A food hygiene certificate is given to those who undergo and successfully complete a recognised Food Safety and Hygiene course, which includes food-handlers. Food-handlers need to follow several regulations in the Food Safety Act 1990, designed to ensure the safety of consumers. Food safety training is compulsory.
The advantage of taking an online course, such as Train4Academy’s Food Safety courses, is that the courses are of a consistently high standard, having been written and endorsed by food safety specialists and can be taken at any time with the certificate offered instantly and directly to the successful learner.
Do I need a Food Hygiene certificate?
Currently, there isn’t a legal requirement for those who prepare or sell food to have a certificate. However, most food businesses are more likely to hire those that have a valid food hygiene certificate as this is evidence of the training as this will support training records in case of auditing. It will also form part of a due diligence defence in the event of prosecution.
Which Level of Food Hygiene Course do I need?
This will depend on your role. Food Hygiene and Safety Level 1 course is aimed at those workers who are not directly involved with the preparation or handling of high-risk foods directly but work in a food environment and where food is present including those who work with pre-packaged foods. For example, those who work as:
- Waiters and waitresses
- Food delivery drivers
- Bar workers etc
If your role involves handling or preparing food directly, then you will need to take a minimum of a Food Hygiene and Safety Level 2 (available for retail, catering, and manufacturing) in order to comply with food-handlers’ legislation. Most people in the food industry fall under this category as it is ideal for all food-handlers who prepare and serve food directly to the consumer.
If you are a manager, supervisor or head-chef, you will need Food Safety and Hygiene Certificate Level 3 Award.
What do the Food Hygiene Courses cover?
The courses cover a broad range of topics including the 4 main types of food safety hazards, including allergens, their sources and control. The topics covered will depend on the level of the course.
Learners will study how to avoid food safety issues and recognise food safety hazards. An important part of the food safety courses is how to apply the principles of safe and effective cleaning and disinfection of the workplace.

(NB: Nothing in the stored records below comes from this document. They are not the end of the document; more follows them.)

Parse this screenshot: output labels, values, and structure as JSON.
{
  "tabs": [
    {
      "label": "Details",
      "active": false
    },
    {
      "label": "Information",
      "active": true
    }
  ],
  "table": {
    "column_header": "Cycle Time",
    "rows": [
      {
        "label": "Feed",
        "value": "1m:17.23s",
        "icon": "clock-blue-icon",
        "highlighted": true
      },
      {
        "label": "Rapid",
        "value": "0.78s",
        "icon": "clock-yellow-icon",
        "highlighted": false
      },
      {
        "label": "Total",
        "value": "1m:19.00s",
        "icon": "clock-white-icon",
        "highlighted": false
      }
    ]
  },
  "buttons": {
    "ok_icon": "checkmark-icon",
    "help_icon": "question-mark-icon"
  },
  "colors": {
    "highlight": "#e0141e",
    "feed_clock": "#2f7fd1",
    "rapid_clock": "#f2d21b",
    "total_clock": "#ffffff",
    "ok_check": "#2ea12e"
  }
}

How long is a food safety certificate valid for?
Currently, a food safety certificate in the UK does not have an expiry date, but food industry experts recommend that they are updated every 3 years to ensure food workers knowledge and skills are kept up to date.
How can I get a Food Hygiene certificate?
They can be gained in a variety of ways, including face-to-face training or online learning, such as Train4Academy’s courses. They could be taken as part of a workplace Induction or compliance training. Persons in charge of food establishments, such as owners, managers or supervisors, will need to obtain a Level 3 Food Safety certificate.
Why is Food Safety and Food Hygiene training so important?
The food industry has a huge responsibility to ensure that food is safe to eat for the consumer. The FSA (Food Safety Agency) have estimated that there are around one million cases a year of food poisoning due to poor food safety hygiene practices.
This can be caused in several ways. For example, food can become contaminated or cross-contaminated with harmful bacteria which leads to food-borne illnesses, (i.e. Salmonella); foods that are cooked insufficiently or at the wrong temperature, poor food-handling and storage or at incorrect storage temperatures.
Food allergies seem to be increasing and recent high-profile cases have raised public concerns about allergens in the food we purchase. Food manufacturers, retailers and caterers have a duty to ensure they adopt the highest food safety standards as best practice, which these courses offer. Knowing how food can become contaminated and controls that can be put in place to remove or minimise the risk to a safe level, is vital. Poor food safety practices can have very serious consequences both for consumers and food businesses.